Hi all, I have limited knowledge when using OR features of SQL - especially concerning embedding objects as types. I just wondered if anyone could point out to me some of the potential drawbacks of using OR features, especially in regard to querying, schema evolution and defining data structures.
In my mind, there are three different classes of database engines for this question: engines that are object based, engines that use SQL without extensions to support objects, and engines that use SQL that have object oriented extensions.
In an object based system, such as Eifel, SmallTalk, or MUMPS the question is moot since all you've got are objects. These tools usually bolt "data storage" onto an object framework. I don't know of a truely object oriented database that performs well enough for production commercial use, but there were some really promising possibilities a few years ago that might still come to fruition.
SQL engines without significcant object extensions are the "workhorses" of the database world. I'd estimate that they do 95% of the database work in today's world. These engines are usually based on nearly pure relational algebra. This makes them a poor fit for object oriented queries, since many of the key features of object orientation like inheritance and polymorphism are difficult to represent using relational algebra, and are practically impossible to implement using the syntax supported by most of these engines.
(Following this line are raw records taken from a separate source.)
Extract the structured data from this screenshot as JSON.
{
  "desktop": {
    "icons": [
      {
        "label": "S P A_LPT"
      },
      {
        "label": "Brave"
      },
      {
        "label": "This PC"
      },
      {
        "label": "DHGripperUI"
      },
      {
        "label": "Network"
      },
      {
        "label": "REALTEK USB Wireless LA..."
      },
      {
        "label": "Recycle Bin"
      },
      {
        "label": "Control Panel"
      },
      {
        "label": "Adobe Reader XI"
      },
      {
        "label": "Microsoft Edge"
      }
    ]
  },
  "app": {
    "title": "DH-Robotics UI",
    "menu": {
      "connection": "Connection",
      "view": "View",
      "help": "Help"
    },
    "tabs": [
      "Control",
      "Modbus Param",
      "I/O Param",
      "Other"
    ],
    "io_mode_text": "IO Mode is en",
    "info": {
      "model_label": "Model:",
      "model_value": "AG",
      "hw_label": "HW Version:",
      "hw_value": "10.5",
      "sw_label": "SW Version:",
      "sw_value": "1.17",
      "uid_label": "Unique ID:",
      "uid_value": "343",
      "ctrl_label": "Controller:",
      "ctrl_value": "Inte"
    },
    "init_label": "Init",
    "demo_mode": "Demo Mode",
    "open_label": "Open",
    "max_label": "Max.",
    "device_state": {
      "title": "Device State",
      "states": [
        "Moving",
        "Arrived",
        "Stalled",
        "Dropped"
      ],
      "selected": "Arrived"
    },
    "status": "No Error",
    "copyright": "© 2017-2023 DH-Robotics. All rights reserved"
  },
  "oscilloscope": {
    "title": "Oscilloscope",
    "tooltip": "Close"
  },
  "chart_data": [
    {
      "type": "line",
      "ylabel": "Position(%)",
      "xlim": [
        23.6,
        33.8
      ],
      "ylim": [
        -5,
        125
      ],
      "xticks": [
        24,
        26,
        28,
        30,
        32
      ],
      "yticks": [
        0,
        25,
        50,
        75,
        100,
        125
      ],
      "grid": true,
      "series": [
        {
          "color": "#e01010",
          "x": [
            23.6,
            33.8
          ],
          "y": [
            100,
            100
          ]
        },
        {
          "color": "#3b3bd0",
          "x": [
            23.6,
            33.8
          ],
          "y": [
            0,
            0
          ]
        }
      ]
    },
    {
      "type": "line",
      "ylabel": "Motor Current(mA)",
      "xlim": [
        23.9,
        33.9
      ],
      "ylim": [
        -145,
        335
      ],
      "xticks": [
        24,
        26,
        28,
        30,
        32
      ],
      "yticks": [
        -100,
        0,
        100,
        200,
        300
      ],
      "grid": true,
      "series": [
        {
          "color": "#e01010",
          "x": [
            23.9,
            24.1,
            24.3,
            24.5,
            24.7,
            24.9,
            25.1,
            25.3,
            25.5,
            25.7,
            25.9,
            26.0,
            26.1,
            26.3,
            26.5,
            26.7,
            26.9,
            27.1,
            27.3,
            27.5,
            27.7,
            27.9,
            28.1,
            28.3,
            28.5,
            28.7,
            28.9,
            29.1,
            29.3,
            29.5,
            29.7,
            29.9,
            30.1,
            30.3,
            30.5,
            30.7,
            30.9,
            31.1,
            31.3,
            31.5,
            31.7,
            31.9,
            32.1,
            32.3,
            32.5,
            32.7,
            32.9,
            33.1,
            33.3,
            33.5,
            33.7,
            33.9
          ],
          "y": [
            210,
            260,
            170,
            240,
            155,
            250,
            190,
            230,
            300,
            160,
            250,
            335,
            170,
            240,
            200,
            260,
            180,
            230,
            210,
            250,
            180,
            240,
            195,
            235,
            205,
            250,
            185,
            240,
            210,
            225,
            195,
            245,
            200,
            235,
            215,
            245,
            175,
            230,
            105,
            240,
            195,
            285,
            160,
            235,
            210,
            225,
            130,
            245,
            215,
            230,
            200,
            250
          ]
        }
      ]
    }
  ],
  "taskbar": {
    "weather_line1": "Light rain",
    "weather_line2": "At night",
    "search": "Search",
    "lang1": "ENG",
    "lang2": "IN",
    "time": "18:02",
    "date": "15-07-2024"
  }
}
This leaves the field pretty much "wide open" for the SQL with object extensions group. These engines all do things slightly differently, and all suffer from trying to exist in two worlds at once that seem to be more or less incompatible. There is a lot of promise, but so far I haven't seen anything that does what I consider to be a good job of bridging the relational and object oriented worlds.